website image – St Anne’s Limehouse, recently added to the ‘at-risk’ register
The Telegraph writes:
The ‘heritage at risk’ list, which was released earlier this week, added 130 new churches, while 115 were removed. 6.3 per cent of listed places of worship are on the Register. Historic England, which compiles the list, said the number of churches was steadily growing as churches struggled to make enough money from the collection plate. The churches newly added to the list included the Church of St George the Martyr, on Borough High Street in Bermondsey, south London, which appears in Charles Dickens’ novel Little Dorrit. It has suffered extensive damage to the interior because of cement repairs carried out in the 1950s, which have cracked, allowing water to get in.

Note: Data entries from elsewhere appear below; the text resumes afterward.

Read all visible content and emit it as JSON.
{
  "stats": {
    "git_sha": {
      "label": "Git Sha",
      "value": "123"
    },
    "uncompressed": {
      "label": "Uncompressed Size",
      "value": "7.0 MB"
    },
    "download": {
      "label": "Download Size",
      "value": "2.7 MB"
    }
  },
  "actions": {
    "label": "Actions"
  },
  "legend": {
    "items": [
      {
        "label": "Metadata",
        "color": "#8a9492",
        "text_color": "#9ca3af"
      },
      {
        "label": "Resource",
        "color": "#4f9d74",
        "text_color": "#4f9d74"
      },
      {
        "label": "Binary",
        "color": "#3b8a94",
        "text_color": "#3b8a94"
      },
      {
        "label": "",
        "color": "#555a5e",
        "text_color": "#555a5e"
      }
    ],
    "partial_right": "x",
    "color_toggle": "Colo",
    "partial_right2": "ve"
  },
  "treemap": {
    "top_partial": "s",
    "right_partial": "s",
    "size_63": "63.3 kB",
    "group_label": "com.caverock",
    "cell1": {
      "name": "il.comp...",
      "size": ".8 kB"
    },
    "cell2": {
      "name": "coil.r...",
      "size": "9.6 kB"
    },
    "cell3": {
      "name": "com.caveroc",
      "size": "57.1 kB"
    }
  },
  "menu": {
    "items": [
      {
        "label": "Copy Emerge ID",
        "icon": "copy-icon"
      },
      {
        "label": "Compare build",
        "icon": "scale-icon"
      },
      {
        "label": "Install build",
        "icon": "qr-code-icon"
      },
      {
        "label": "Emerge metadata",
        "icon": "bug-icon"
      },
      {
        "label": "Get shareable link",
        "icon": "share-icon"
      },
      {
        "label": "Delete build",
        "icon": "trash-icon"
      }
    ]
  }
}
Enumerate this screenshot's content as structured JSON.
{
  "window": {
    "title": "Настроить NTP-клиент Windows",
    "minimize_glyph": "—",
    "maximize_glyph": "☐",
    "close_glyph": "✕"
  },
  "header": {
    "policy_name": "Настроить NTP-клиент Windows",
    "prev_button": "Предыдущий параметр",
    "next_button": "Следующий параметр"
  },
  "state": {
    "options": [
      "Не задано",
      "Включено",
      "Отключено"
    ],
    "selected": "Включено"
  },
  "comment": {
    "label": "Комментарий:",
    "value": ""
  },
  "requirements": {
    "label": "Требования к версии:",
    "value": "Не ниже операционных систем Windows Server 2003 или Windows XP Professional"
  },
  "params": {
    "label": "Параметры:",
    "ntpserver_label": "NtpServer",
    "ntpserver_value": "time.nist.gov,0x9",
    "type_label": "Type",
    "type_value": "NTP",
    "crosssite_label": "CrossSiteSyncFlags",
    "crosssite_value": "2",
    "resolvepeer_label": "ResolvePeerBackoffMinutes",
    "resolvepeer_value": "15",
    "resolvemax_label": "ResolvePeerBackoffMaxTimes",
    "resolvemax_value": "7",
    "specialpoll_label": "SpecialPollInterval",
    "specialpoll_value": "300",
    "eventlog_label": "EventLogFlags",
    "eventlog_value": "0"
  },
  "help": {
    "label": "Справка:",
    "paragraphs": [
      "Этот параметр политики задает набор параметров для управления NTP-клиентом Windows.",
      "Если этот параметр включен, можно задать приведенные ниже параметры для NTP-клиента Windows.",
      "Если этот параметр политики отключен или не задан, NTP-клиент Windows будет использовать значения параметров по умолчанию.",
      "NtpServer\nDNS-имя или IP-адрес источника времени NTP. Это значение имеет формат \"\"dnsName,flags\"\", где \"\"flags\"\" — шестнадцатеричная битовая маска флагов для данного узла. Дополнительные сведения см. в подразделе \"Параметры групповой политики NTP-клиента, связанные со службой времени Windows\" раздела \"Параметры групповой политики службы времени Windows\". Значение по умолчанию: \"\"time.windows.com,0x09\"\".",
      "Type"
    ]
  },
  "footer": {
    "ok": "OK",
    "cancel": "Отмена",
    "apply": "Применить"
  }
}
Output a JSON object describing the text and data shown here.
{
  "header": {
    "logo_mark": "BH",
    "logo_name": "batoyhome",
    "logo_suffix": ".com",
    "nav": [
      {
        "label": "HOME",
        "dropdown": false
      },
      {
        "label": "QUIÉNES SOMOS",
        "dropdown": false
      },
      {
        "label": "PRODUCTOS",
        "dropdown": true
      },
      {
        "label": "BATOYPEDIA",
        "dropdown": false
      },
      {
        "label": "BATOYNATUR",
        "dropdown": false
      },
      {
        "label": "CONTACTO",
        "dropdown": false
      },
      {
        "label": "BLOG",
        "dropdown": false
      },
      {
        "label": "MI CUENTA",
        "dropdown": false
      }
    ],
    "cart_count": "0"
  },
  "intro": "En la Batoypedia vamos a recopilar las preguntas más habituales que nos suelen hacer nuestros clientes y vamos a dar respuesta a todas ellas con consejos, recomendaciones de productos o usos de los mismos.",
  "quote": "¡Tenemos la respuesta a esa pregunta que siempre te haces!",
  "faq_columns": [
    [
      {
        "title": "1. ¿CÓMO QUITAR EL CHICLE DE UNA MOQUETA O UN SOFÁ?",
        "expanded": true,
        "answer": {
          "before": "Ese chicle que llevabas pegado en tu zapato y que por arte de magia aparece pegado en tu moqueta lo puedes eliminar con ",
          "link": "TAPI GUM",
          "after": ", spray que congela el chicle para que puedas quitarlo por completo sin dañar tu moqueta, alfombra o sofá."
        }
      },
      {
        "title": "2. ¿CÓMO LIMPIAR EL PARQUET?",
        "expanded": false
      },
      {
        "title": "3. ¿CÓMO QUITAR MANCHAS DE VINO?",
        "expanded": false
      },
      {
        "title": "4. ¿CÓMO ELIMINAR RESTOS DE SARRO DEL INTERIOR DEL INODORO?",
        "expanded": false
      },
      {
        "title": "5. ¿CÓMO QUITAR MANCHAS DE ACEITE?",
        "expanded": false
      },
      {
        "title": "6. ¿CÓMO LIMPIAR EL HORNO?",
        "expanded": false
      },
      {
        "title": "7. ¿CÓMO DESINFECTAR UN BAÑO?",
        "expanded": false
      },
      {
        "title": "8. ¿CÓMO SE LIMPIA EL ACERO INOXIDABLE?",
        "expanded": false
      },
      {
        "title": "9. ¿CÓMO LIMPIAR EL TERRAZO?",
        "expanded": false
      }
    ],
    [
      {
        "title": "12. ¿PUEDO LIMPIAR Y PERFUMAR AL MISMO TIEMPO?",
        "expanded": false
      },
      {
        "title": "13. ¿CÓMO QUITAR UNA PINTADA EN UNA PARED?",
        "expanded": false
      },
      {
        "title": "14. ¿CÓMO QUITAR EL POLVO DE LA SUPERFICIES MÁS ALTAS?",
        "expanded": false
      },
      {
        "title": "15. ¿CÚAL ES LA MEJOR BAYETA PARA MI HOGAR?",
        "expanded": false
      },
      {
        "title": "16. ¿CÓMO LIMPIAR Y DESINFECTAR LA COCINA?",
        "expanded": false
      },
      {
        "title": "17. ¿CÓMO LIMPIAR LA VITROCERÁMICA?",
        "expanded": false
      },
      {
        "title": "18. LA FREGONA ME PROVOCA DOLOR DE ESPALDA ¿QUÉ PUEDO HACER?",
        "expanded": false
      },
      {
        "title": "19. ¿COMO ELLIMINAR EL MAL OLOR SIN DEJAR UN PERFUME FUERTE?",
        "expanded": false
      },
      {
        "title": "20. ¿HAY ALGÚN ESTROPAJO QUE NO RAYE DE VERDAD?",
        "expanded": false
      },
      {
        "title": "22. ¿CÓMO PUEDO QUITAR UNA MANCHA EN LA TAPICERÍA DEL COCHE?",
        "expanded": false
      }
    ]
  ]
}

A spokesman for Historic England said: ‘This year’s statistics are not unusual – the number of Places of Worship on the Register has been creeping up over the last few years. This is because we have been working with partners from all denominations to better understand the condition of our Places of Worship, assisted by the Support Officer Posts we fund in several places. However it is fair to say that the deteriorating condition of these buildings nationally reflects a trend well publicised relating to the declining numbers in congregations, with smaller groups of people often struggling to look after their individual churches.’
Figures released earlier this month showed that Church of England Sunday congregation numbers have fallen to a new low of 780,000 people. Heritage groups and the Church of England called for more funding to help congregations repair churches.
A spokesman for the National Churches Trust, which works to preserve churches, said that maintaining them was a ‘major challenge for cash strapped congregations, especially in rural areas where the number of worshippers may be extremely small. Solutions include providing more money for repairs through schemes such as the government sponsored Roof Repair Fund and making it easier for churches to carry out regular maintenance, thereby preventing the need for expensive repairs.’
Becky Clark, Director of Churches and Cathedrals at the Church of England, said: ‘The challenges of caring for old and complex buildings are manifold and, like the rest of the heritage sector, we are facing increasing challenges in raising funds for repairs and maintenance.’ She added: ‘These statistics show us that there is still more to do in generating both funds and support for parishes that are using their listed church buildings to grow and sustain their community. The Church of England cannot care for these buildings on its own.’
Last week the Sunday Telegraph revealed that a number of cathedrals are piloting contactless donation boxes as an alternative to traditional cash boxes in an effort to boost donations.